(Component data from apps and pages)
*** Block opens ***

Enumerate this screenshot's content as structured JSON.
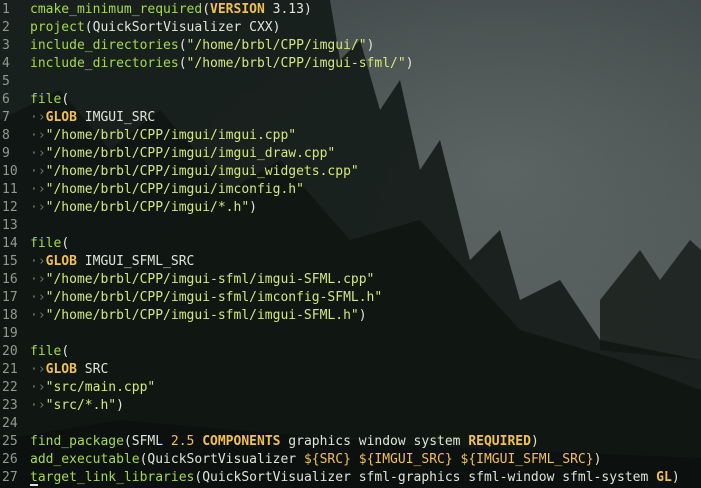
{
  "editor": {
    "lines": [
      {
        "num": "1",
        "tokens": [
          {
            "t": "cmake_minimum_required",
            "c": "fn"
          },
          {
            "t": "(",
            "c": "plain"
          },
          {
            "t": "VERSION",
            "c": "kw"
          },
          {
            "t": " 3.13)",
            "c": "plain"
          }
        ]
      },
      {
        "num": "2",
        "tokens": [
          {
            "t": "project",
            "c": "fn"
          },
          {
            "t": "(QuickSortVisualizer CXX)",
            "c": "plain"
          }
        ]
      },
      {
        "num": "3",
        "tokens": [
          {
            "t": "include_directories",
            "c": "fn"
          },
          {
            "t": "(",
            "c": "plain"
          },
          {
            "t": "\"/home/brbl/CPP/imgui/\"",
            "c": "str"
          },
          {
            "t": ")",
            "c": "plain"
          }
        ]
      },
      {
        "num": "4",
        "tokens": [
          {
            "t": "include_directories",
            "c": "fn"
          },
          {
            "t": "(",
            "c": "plain"
          },
          {
            "t": "\"/home/brbl/CPP/imgui-sfml/\"",
            "c": "str"
          },
          {
            "t": ")",
            "c": "plain"
          }
        ]
      },
      {
        "num": "5",
        "tokens": []
      },
      {
        "num": "6",
        "tokens": [
          {
            "t": "file",
            "c": "fn"
          },
          {
            "t": "(",
            "c": "plain"
          }
        ]
      },
      {
        "num": "7",
        "tokens": [
          {
            "t": "·›",
            "c": "ws"
          },
          {
            "t": "GLOB",
            "c": "kw"
          },
          {
            "t": " IMGUI_SRC",
            "c": "plain"
          }
        ]
      },
      {
        "num": "8",
        "tokens": [
          {
            "t": "·›",
            "c": "ws"
          },
          {
            "t": "\"/home/brbl/CPP/imgui/imgui.cpp\"",
            "c": "str"
          }
        ]
      },
      {
        "num": "9",
        "tokens": [
          {
            "t": "·›",
            "c": "ws"
          },
          {
            "t": "\"/home/brbl/CPP/imgui/imgui_draw.cpp\"",
            "c": "str"
          }
        ]
      },
      {
        "num": "10",
        "tokens": [
          {
            "t": "·›",
            "c": "ws"
          },
          {
            "t": "\"/home/brbl/CPP/imgui/imgui_widgets.cpp\"",
            "c": "str"
          }
        ]
      },
      {
        "num": "11",
        "tokens": [
          {
            "t": "·›",
            "c": "ws"
          },
          {
            "t": "\"/home/brbl/CPP/imgui/imconfig.h\"",
            "c": "str"
          }
        ]
      },
      {
        "num": "12",
        "tokens": [
          {
            "t": "·›",
            "c": "ws"
          },
          {
            "t": "\"/home/brbl/CPP/imgui/*.h\"",
            "c": "str"
          },
          {
            "t": ")",
            "c": "plain"
          }
        ]
      },
      {
        "num": "13",
        "tokens": []
      },
      {
        "num": "14",
        "tokens": [
          {
            "t": "file",
            "c": "fn"
          },
          {
            "t": "(",
            "c": "plain"
          }
        ]
      },
      {
        "num": "15",
        "tokens": [
          {
            "t": "·›",
            "c": "ws"
          },
          {
            "t": "GLOB",
            "c": "kw"
          },
          {
            "t": " IMGUI_SFML_SRC",
            "c": "plain"
          }
        ]
      },
      {
        "num": "16",
        "tokens": [
          {
            "t": "·›",
            "c": "ws"
          },
          {
            "t": "\"/home/brbl/CPP/imgui-sfml/imgui-SFML.cpp\"",
            "c": "str"
          }
        ]
      },
      {
        "num": "17",
        "tokens": [
          {
            "t": "·›",
            "c": "ws"
          },
          {
            "t": "\"/home/brbl/CPP/imgui-sfml/imconfig-SFML.h\"",
            "c": "str"
          }
        ]
      },
      {
        "num": "18",
        "tokens": [
          {
            "t": "·›",
            "c": "ws"
          },
          {
            "t": "\"/home/brbl/CPP/imgui-sfml/imgui-SFML.h\"",
            "c": "str"
          },
          {
            "t": ")",
            "c": "plain"
          }
        ]
      },
      {
        "num": "19",
        "tokens": []
      },
      {
        "num": "20",
        "tokens": [
          {
            "t": "file",
            "c": "fn"
          },
          {
            "t": "(",
            "c": "plain"
          }
        ]
      },
      {
        "num": "21",
        "tokens": [
          {
            "t": "·›",
            "c": "ws"
          },
          {
            "t": "GLOB",
            "c": "kw"
          },
          {
            "t": " SRC",
            "c": "plain"
          }
        ]
      },
      {
        "num": "22",
        "tokens": [
          {
            "t": "·›",
            "c": "ws"
          },
          {
            "t": "\"src/main.cpp\"",
            "c": "str"
          }
        ]
      },
      {
        "num": "23",
        "tokens": [
          {
            "t": "·›",
            "c": "ws"
          },
          {
            "t": "\"src/*.h\"",
            "c": "str"
          },
          {
            "t": ")",
            "c": "plain"
          }
        ]
      },
      {
        "num": "24",
        "tokens": []
      },
      {
        "num": "25",
        "tokens": [
          {
            "t": "find_package",
            "c": "fn"
          },
          {
            "t": "(SFML ",
            "c": "plain"
          },
          {
            "t": "2.5",
            "c": "num"
          },
          {
            "t": " ",
            "c": "plain"
          },
          {
            "t": "COMPONENTS",
            "c": "kw"
          },
          {
            "t": " graphics window system ",
            "c": "plain"
          },
          {
            "t": "REQUIRED",
            "c": "kw"
          },
          {
            "t": ")",
            "c": "plain"
          }
        ]
      },
      {
        "num": "26",
        "tokens": [
          {
            "t": "add_executable",
            "c": "fn"
          },
          {
            "t": "(QuickSortVisualizer ",
            "c": "plain"
          },
          {
            "t": "${SRC}",
            "c": "var"
          },
          {
            "t": " ",
            "c": "plain"
          },
          {
            "t": "${IMGUI_SRC}",
            "c": "var"
          },
          {
            "t": " ",
            "c": "plain"
          },
          {
            "t": "${IMGUI_SFML_SRC}",
            "c": "var"
          },
          {
            "t": ")",
            "c": "plain"
          }
        ]
      },
      {
        "num": "27",
        "tokens": [
          {
            "t": "target_link_libraries",
            "c": "fn"
          },
          {
            "t": "(QuickSortVisualizer sfml-graphics sfml-window sfml-system ",
            "c": "plain"
          },
          {
            "t": "GL",
            "c": "kw"
          },
          {
            "t": ")",
            "c": "plain"
          }
        ]
      }
    ]
  },
  "colors": {
    "function": "#a6d94a",
    "keyword": "#f2c14d",
    "string": "#d3e77a",
    "plain": "#dfe4da",
    "line_number": "#8f9b90",
    "whitespace_marker": "#6f7b70",
    "background": "#1b2320"
  }
}
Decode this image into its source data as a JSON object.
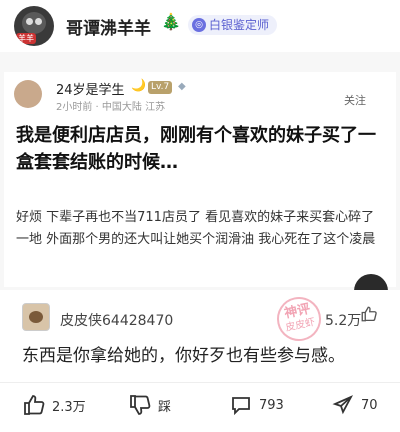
{
  "header": {
    "username": "哥谭沸羊羊",
    "avatar_tag": "羊羊",
    "tree_icon": "🎄",
    "badge_icon": "◎",
    "badge_text": "白银鉴定师"
  },
  "post": {
    "username": "24岁是学生",
    "moon": "🌙",
    "level": "Lv.7",
    "gem": "◆",
    "meta": "2小时前 · 中国大陆 江苏",
    "follow_label": "关注",
    "title": "我是便利店店员，刚刚有个喜欢的妹子买了一盒套套结账的时候…",
    "body": "好烦 下辈子再也不当711店员了 看见喜欢的妹子来买套心碎了一地 外面那个男的还大叫让她买个润滑油 我心死在了这个凌晨"
  },
  "comment": {
    "username": "皮皮侠64428470",
    "likes": "5.2万",
    "text": "东西是你拿给她的，你好歹也有些参与感。",
    "stamp_line1": "神评",
    "stamp_line2": "皮皮虾"
  },
  "actions": {
    "like": "2.3万",
    "dislike": "踩",
    "comments": "793",
    "share": "70"
  },
  "colors": {
    "badge_accent": "#5a5fd0",
    "stamp": "#f2a4b4"
  }
}
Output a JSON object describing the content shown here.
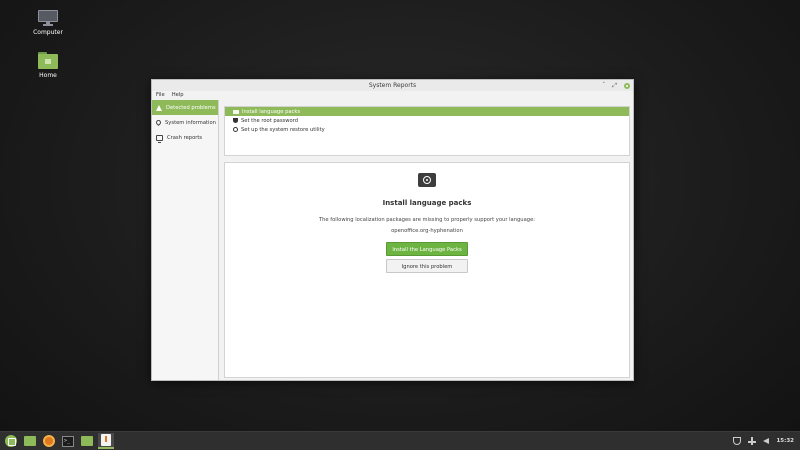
{
  "desktop": {
    "icons": [
      {
        "label": "Computer",
        "icon": "computer-icon"
      },
      {
        "label": "Home",
        "icon": "home-folder-icon"
      }
    ]
  },
  "window": {
    "title": "System Reports",
    "controls": [
      "minimize-icon",
      "maximize-icon",
      "close-icon"
    ],
    "menu": [
      "File",
      "Help"
    ],
    "sidebar": [
      {
        "label": "Detected problems",
        "icon": "warning-icon",
        "active": true
      },
      {
        "label": "System information",
        "icon": "location-pin-icon",
        "active": false
      },
      {
        "label": "Crash reports",
        "icon": "monitor-icon",
        "active": false
      }
    ],
    "problems": [
      {
        "label": "Install language packs",
        "icon": "message-icon",
        "selected": true
      },
      {
        "label": "Set the root password",
        "icon": "shield-icon",
        "selected": false
      },
      {
        "label": "Set up the system restore utility",
        "icon": "clock-icon",
        "selected": false
      }
    ],
    "detail": {
      "icon": "language-icon",
      "title": "Install language packs",
      "description": "The following localization packages are missing to properly support your language:",
      "package": "openoffice.org-hyphenation",
      "primary_button": "Install the Language Packs",
      "secondary_button": "Ignore this problem"
    }
  },
  "taskbar": {
    "items": [
      {
        "icon": "mint-menu-icon"
      },
      {
        "icon": "show-desktop-icon"
      },
      {
        "icon": "firefox-icon"
      },
      {
        "icon": "terminal-icon"
      },
      {
        "icon": "files-icon"
      },
      {
        "icon": "system-reports-icon",
        "active": true
      }
    ],
    "tray": {
      "icons": [
        "shield-icon",
        "network-icon",
        "volume-icon"
      ],
      "time": "15:32"
    }
  },
  "colors": {
    "accent": "#8fba5a",
    "primary_button": "#6db442",
    "taskbar": "#2f2f2f"
  }
}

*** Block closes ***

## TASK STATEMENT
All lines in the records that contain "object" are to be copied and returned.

## RESULT OF THIS TASK
Decode this image into its source data as a JSON object.
Output a JSON object describing the content shown here.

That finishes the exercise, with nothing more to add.